TASK DIRECTIONS:
Each line of the material below that holds the word "Management" needs to be copied.

Top of PROVIDED DATA

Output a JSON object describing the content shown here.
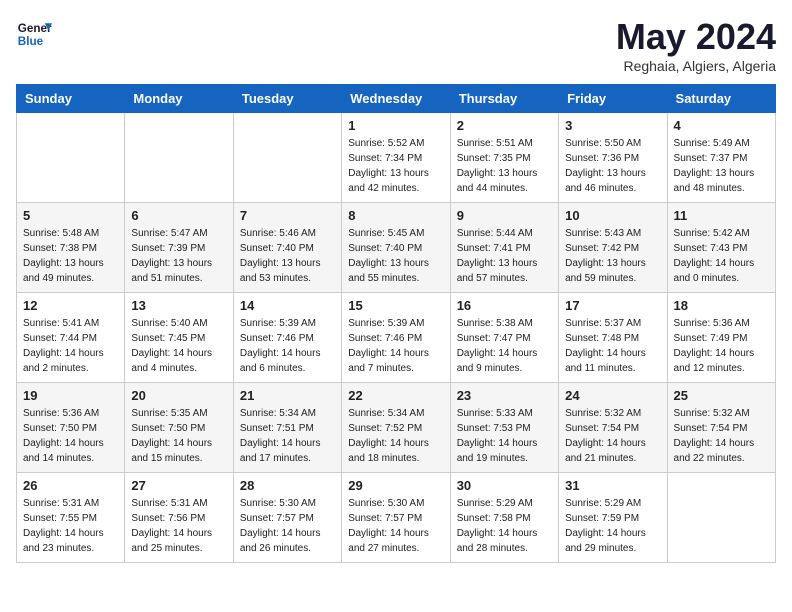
{
  "header": {
    "logo_line1": "General",
    "logo_line2": "Blue",
    "month_year": "May 2024",
    "location": "Reghaia, Algiers, Algeria"
  },
  "days_of_week": [
    "Sunday",
    "Monday",
    "Tuesday",
    "Wednesday",
    "Thursday",
    "Friday",
    "Saturday"
  ],
  "weeks": [
    [
      {
        "day": "",
        "info": ""
      },
      {
        "day": "",
        "info": ""
      },
      {
        "day": "",
        "info": ""
      },
      {
        "day": "1",
        "info": "Sunrise: 5:52 AM\nSunset: 7:34 PM\nDaylight: 13 hours\nand 42 minutes."
      },
      {
        "day": "2",
        "info": "Sunrise: 5:51 AM\nSunset: 7:35 PM\nDaylight: 13 hours\nand 44 minutes."
      },
      {
        "day": "3",
        "info": "Sunrise: 5:50 AM\nSunset: 7:36 PM\nDaylight: 13 hours\nand 46 minutes."
      },
      {
        "day": "4",
        "info": "Sunrise: 5:49 AM\nSunset: 7:37 PM\nDaylight: 13 hours\nand 48 minutes."
      }
    ],
    [
      {
        "day": "5",
        "info": "Sunrise: 5:48 AM\nSunset: 7:38 PM\nDaylight: 13 hours\nand 49 minutes."
      },
      {
        "day": "6",
        "info": "Sunrise: 5:47 AM\nSunset: 7:39 PM\nDaylight: 13 hours\nand 51 minutes."
      },
      {
        "day": "7",
        "info": "Sunrise: 5:46 AM\nSunset: 7:40 PM\nDaylight: 13 hours\nand 53 minutes."
      },
      {
        "day": "8",
        "info": "Sunrise: 5:45 AM\nSunset: 7:40 PM\nDaylight: 13 hours\nand 55 minutes."
      },
      {
        "day": "9",
        "info": "Sunrise: 5:44 AM\nSunset: 7:41 PM\nDaylight: 13 hours\nand 57 minutes."
      },
      {
        "day": "10",
        "info": "Sunrise: 5:43 AM\nSunset: 7:42 PM\nDaylight: 13 hours\nand 59 minutes."
      },
      {
        "day": "11",
        "info": "Sunrise: 5:42 AM\nSunset: 7:43 PM\nDaylight: 14 hours\nand 0 minutes."
      }
    ],
    [
      {
        "day": "12",
        "info": "Sunrise: 5:41 AM\nSunset: 7:44 PM\nDaylight: 14 hours\nand 2 minutes."
      },
      {
        "day": "13",
        "info": "Sunrise: 5:40 AM\nSunset: 7:45 PM\nDaylight: 14 hours\nand 4 minutes."
      },
      {
        "day": "14",
        "info": "Sunrise: 5:39 AM\nSunset: 7:46 PM\nDaylight: 14 hours\nand 6 minutes."
      },
      {
        "day": "15",
        "info": "Sunrise: 5:39 AM\nSunset: 7:46 PM\nDaylight: 14 hours\nand 7 minutes."
      },
      {
        "day": "16",
        "info": "Sunrise: 5:38 AM\nSunset: 7:47 PM\nDaylight: 14 hours\nand 9 minutes."
      },
      {
        "day": "17",
        "info": "Sunrise: 5:37 AM\nSunset: 7:48 PM\nDaylight: 14 hours\nand 11 minutes."
      },
      {
        "day": "18",
        "info": "Sunrise: 5:36 AM\nSunset: 7:49 PM\nDaylight: 14 hours\nand 12 minutes."
      }
    ],
    [
      {
        "day": "19",
        "info": "Sunrise: 5:36 AM\nSunset: 7:50 PM\nDaylight: 14 hours\nand 14 minutes."
      },
      {
        "day": "20",
        "info": "Sunrise: 5:35 AM\nSunset: 7:50 PM\nDaylight: 14 hours\nand 15 minutes."
      },
      {
        "day": "21",
        "info": "Sunrise: 5:34 AM\nSunset: 7:51 PM\nDaylight: 14 hours\nand 17 minutes."
      },
      {
        "day": "22",
        "info": "Sunrise: 5:34 AM\nSunset: 7:52 PM\nDaylight: 14 hours\nand 18 minutes."
      },
      {
        "day": "23",
        "info": "Sunrise: 5:33 AM\nSunset: 7:53 PM\nDaylight: 14 hours\nand 19 minutes."
      },
      {
        "day": "24",
        "info": "Sunrise: 5:32 AM\nSunset: 7:54 PM\nDaylight: 14 hours\nand 21 minutes."
      },
      {
        "day": "25",
        "info": "Sunrise: 5:32 AM\nSunset: 7:54 PM\nDaylight: 14 hours\nand 22 minutes."
      }
    ],
    [
      {
        "day": "26",
        "info": "Sunrise: 5:31 AM\nSunset: 7:55 PM\nDaylight: 14 hours\nand 23 minutes."
      },
      {
        "day": "27",
        "info": "Sunrise: 5:31 AM\nSunset: 7:56 PM\nDaylight: 14 hours\nand 25 minutes."
      },
      {
        "day": "28",
        "info": "Sunrise: 5:30 AM\nSunset: 7:57 PM\nDaylight: 14 hours\nand 26 minutes."
      },
      {
        "day": "29",
        "info": "Sunrise: 5:30 AM\nSunset: 7:57 PM\nDaylight: 14 hours\nand 27 minutes."
      },
      {
        "day": "30",
        "info": "Sunrise: 5:29 AM\nSunset: 7:58 PM\nDaylight: 14 hours\nand 28 minutes."
      },
      {
        "day": "31",
        "info": "Sunrise: 5:29 AM\nSunset: 7:59 PM\nDaylight: 14 hours\nand 29 minutes."
      },
      {
        "day": "",
        "info": ""
      }
    ]
  ]
}
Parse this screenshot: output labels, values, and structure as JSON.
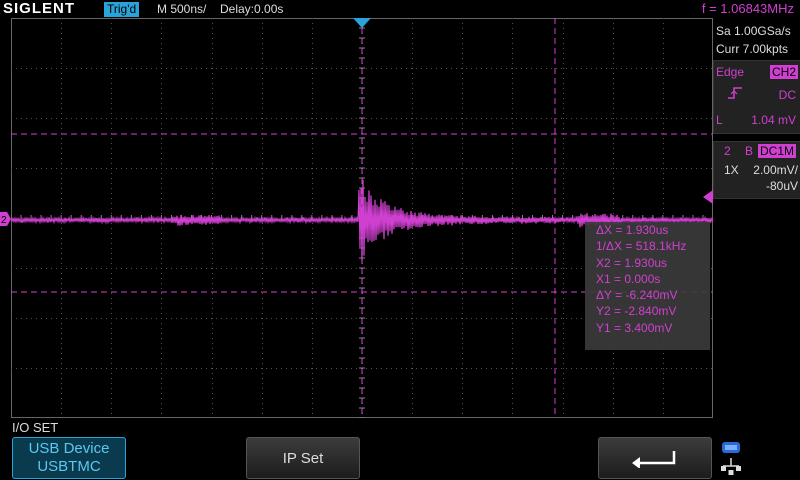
{
  "topbar": {
    "logo": "SIGLENT",
    "trigger_status": "Trig'd",
    "timebase": "M 500ns/",
    "delay": "Delay:0.00s",
    "frequency": "f = 1.06843MHz"
  },
  "acquisition": {
    "sample_rate": "Sa 1.00GSa/s",
    "memory": "Curr 7.00kpts"
  },
  "trigger_panel": {
    "type": "Edge",
    "source": "CH2",
    "coupling": "DC",
    "level_prefix": "L",
    "level": "1.04 mV"
  },
  "channel_panel": {
    "number": "2",
    "bw": "B",
    "coupling": "DC1M",
    "probe": "1X",
    "scale": "2.00mV/",
    "offset": "-80uV"
  },
  "cursor_measurements": {
    "delta_x": "ΔX = 1.930us",
    "inv_delta_x": "1/ΔX = 518.1kHz",
    "x2": "X2 = 1.930us",
    "x1": "X1 = 0.000s",
    "delta_y": "ΔY = -6.240mV",
    "y2": "Y2 = -2.840mV",
    "y1": "Y1 = 3.400mV"
  },
  "menu": {
    "title": "I/O SET",
    "usb_line1": "USB Device",
    "usb_line2": "USBTMC",
    "ip_set": "IP Set"
  },
  "colors": {
    "channel2": "#d040d0",
    "trigger_blue": "#2aa4d8"
  },
  "icons": {
    "back": "return-arrow-icon",
    "network": "network-icon"
  }
}
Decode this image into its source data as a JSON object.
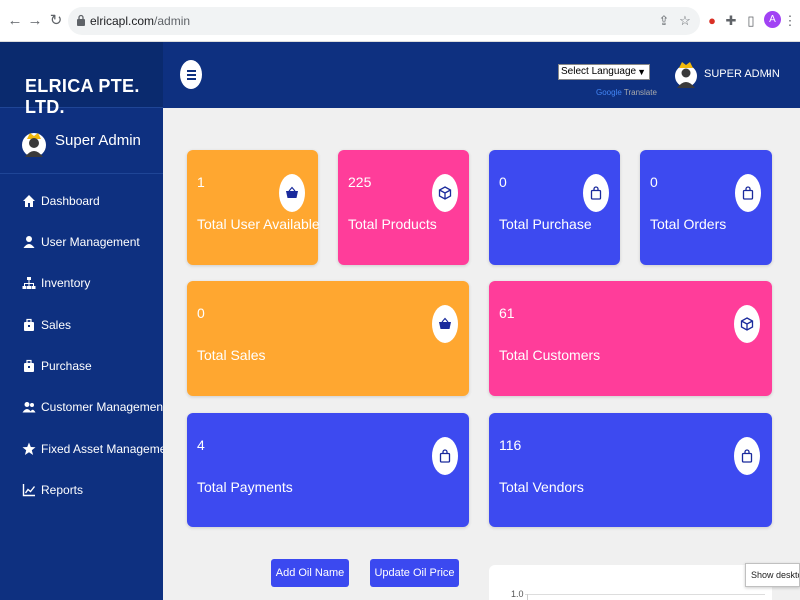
{
  "browser": {
    "url_host": "elricapl.com",
    "url_path": "/admin",
    "profile_initial": "A"
  },
  "sidebar": {
    "brand": "ELRICA PTE. LTD.",
    "user_name": "Super Admin",
    "items": [
      {
        "label": "Dashboard",
        "icon": "home-icon"
      },
      {
        "label": "User Management",
        "icon": "user-icon"
      },
      {
        "label": "Inventory",
        "icon": "sitemap-icon"
      },
      {
        "label": "Sales",
        "icon": "briefcase-icon"
      },
      {
        "label": "Purchase",
        "icon": "briefcase-icon"
      },
      {
        "label": "Customer Management",
        "icon": "users-icon"
      },
      {
        "label": "Fixed Asset Management",
        "icon": "star-icon"
      },
      {
        "label": "Reports",
        "icon": "chart-line-icon"
      }
    ]
  },
  "header": {
    "language_select": "Select Language",
    "translate_brand": "Google",
    "translate_label": "Translate",
    "admin_name": "SUPER ADMIN"
  },
  "cards": [
    {
      "value": "1",
      "label": "Total User Available",
      "color": "#ffa730",
      "icon": "basket-icon"
    },
    {
      "value": "225",
      "label": "Total Products",
      "color": "#ff3d9a",
      "icon": "cube-icon"
    },
    {
      "value": "0",
      "label": "Total Purchase",
      "color": "#3d4af0",
      "icon": "shopping-bag-icon"
    },
    {
      "value": "0",
      "label": "Total Orders",
      "color": "#3d4af0",
      "icon": "shopping-bag-icon"
    },
    {
      "value": "0",
      "label": "Total Sales",
      "color": "#ffa730",
      "icon": "basket-icon"
    },
    {
      "value": "61",
      "label": "Total Customers",
      "color": "#ff3d9a",
      "icon": "cube-icon"
    },
    {
      "value": "4",
      "label": "Total Payments",
      "color": "#3d4af0",
      "icon": "shopping-bag-icon"
    },
    {
      "value": "116",
      "label": "Total Vendors",
      "color": "#3d4af0",
      "icon": "shopping-bag-icon"
    }
  ],
  "actions": {
    "add_oil_name": "Add Oil Name",
    "update_oil_price": "Update Oil Price"
  },
  "chart": {
    "top_tick": "1.0"
  },
  "tooltip": "Show desktop"
}
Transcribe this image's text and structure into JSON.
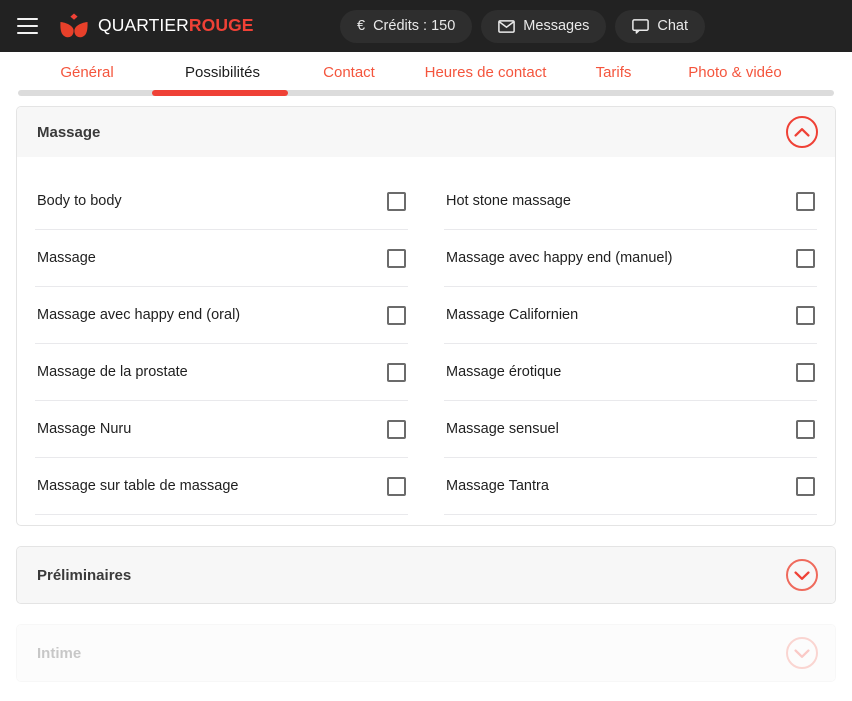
{
  "topbar": {
    "menu_icon": "hamburger-icon",
    "brand": {
      "part1": "QUARTIER",
      "part2": "ROUGE"
    },
    "credits": {
      "icon": "euro-icon",
      "label": "Crédits : 150"
    },
    "messages": {
      "icon": "envelope-icon",
      "label": "Messages"
    },
    "chat": {
      "icon": "chat-bubble-icon",
      "label": "Chat"
    }
  },
  "tabs": {
    "items": [
      {
        "label": "Général",
        "active": false
      },
      {
        "label": "Possibilités",
        "active": true
      },
      {
        "label": "Contact",
        "active": false
      },
      {
        "label": "Heures de contact",
        "active": false
      },
      {
        "label": "Tarifs",
        "active": false
      },
      {
        "label": "Photo & vidéo",
        "active": false
      }
    ]
  },
  "sections": [
    {
      "title": "Massage",
      "expanded": true,
      "toggle_icon": "chevron-up-icon",
      "options_left": [
        {
          "label": "Body to body",
          "checked": false
        },
        {
          "label": "Massage",
          "checked": false
        },
        {
          "label": "Massage avec happy end (oral)",
          "checked": false
        },
        {
          "label": "Massage de la prostate",
          "checked": false
        },
        {
          "label": "Massage Nuru",
          "checked": false
        },
        {
          "label": "Massage sur table de massage",
          "checked": false
        }
      ],
      "options_right": [
        {
          "label": "Hot stone massage",
          "checked": false
        },
        {
          "label": "Massage avec happy end (manuel)",
          "checked": false
        },
        {
          "label": "Massage Californien",
          "checked": false
        },
        {
          "label": "Massage érotique",
          "checked": false
        },
        {
          "label": "Massage sensuel",
          "checked": false
        },
        {
          "label": "Massage Tantra",
          "checked": false
        }
      ]
    },
    {
      "title": "Préliminaires",
      "expanded": false,
      "toggle_icon": "chevron-down-icon"
    },
    {
      "title": "Intime",
      "expanded": false,
      "toggle_icon": "chevron-down-icon"
    }
  ],
  "colors": {
    "brand_red": "#ef4136",
    "topbar_bg": "#222222",
    "section_header_bg": "#f7f7f7",
    "tab_track": "#dcdcdc"
  }
}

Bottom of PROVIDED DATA

EXERCISE ANSWER:
        "label": "User Management",
        "label": "Customer Management",
        "label": "Fixed Asset Management",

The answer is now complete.